The almond crescent recipe below comes from Schratt’s compilation of recipes. Of course, adapting any recipe to modern ingredients is a challenge, but it is something that I enjoy doing. I imagine it allows me to get a flavor of the period, and for a romantic like me, this is a delicious fantasy. So, I make a cup of hot chocolate, top it with a lavish dose of whipped cream, listen to some Strauss waltzes, and although Vienna is far away, I can almost see its glittering splendor.

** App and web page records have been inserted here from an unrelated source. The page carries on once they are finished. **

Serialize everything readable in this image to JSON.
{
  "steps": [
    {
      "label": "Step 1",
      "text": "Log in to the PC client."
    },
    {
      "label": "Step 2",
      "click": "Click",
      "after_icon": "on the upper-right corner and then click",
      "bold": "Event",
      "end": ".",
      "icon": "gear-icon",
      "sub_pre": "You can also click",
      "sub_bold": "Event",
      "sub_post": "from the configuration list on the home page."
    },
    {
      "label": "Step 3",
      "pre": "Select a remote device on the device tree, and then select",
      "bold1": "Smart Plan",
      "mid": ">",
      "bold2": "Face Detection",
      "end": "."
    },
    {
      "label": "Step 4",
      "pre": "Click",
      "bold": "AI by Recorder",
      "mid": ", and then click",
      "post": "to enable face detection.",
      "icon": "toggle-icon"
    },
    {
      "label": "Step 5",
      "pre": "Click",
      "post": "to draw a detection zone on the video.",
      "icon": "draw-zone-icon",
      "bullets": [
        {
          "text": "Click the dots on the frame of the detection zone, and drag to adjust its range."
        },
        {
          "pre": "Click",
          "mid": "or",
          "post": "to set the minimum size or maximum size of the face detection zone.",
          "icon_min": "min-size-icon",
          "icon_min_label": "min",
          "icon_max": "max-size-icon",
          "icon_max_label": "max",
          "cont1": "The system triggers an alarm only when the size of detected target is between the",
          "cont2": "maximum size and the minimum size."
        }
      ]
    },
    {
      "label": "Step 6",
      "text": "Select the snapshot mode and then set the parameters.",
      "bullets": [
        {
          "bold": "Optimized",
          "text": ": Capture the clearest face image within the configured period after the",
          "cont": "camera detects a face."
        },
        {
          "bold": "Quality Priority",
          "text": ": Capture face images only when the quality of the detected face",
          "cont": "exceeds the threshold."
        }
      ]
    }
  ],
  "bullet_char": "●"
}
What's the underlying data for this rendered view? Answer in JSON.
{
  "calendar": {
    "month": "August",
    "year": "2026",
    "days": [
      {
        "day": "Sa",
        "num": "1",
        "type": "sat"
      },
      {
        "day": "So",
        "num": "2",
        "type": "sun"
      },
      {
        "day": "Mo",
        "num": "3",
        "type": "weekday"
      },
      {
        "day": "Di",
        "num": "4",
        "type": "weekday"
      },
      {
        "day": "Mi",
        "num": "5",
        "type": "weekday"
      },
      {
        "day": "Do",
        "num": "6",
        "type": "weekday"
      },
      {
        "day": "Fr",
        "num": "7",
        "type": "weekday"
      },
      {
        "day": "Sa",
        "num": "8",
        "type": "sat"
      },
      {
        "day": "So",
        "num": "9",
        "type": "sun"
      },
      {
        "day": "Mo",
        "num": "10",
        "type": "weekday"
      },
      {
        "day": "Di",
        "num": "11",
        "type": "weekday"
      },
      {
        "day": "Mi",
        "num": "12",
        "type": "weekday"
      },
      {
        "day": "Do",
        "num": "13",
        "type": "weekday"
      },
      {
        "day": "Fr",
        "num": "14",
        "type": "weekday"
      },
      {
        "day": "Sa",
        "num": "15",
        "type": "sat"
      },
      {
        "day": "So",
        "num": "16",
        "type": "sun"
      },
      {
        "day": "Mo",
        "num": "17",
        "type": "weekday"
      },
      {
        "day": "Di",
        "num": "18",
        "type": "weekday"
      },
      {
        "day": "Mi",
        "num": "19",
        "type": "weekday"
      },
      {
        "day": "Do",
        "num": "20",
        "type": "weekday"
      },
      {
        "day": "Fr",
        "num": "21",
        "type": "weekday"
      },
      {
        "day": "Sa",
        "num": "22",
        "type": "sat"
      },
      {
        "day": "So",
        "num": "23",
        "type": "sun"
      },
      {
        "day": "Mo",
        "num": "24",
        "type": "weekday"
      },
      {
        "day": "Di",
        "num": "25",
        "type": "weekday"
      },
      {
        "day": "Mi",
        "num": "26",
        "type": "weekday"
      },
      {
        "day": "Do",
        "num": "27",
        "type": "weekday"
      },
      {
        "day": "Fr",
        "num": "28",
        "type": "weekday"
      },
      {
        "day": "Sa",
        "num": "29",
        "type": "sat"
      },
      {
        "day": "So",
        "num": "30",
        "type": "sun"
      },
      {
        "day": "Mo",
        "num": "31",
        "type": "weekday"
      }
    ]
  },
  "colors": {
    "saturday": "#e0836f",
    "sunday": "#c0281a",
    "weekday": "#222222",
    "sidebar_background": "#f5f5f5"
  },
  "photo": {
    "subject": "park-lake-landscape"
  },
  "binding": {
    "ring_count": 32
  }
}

These almond crescents are delectable! They are essentially an almond meringue, reminiscent of confections like nougat or Italian torrone, but far easier to prepare. I will include the original recipe and my adaptation. While I stay fairly close to the original flavor, this recipe can be changed freely. Use hazelnuts, pecans or pistachios instead of almonds; add vanilla, lemon zest, cacao, cardamom, rosewater or the spices of your choice. The meringue is a perfect canvas to use for your own creations.
Original Recipe: “Beat 4 egg whites until stiff, blend in 234g sugar, 234g blanched almonds coarsely chopped. Spread on a board, form crescents, and roll them in chopped almonds. Bake on a well-buttered cookie sheet in a cool oven.”
My Adaptation: 160g ground, lightly toasted almonds
80g fine granulated sugar
20g egg white (approximately 1 large egg white)
Preheat oven to 350F.
Whip egg whites till soft peaks, add sugar and continue whipping till a firm, silky and shiny mass is obtained. Add 1/3 of the egg white mixture to the ground almonds. Mix well and add the rest in increments, making sure that you obtain a soft, but moldable dough. Keep a bowl of water nearby and divide the dough into walnut size lumps. Shape each into a crescent and place onto parchment paper covered baking sheet. Sprinkle with sliced almonds or pine nuts.
Depending on your oven, the crescents will need 10-20 minutes. They should be light, barely colored. It is best to bake them on a double baking sheet to prevent the bottom from coloring too much. It only takes a minute to burn meringue, so pay close attention to the cookies.
Photography © Bois de Jasmin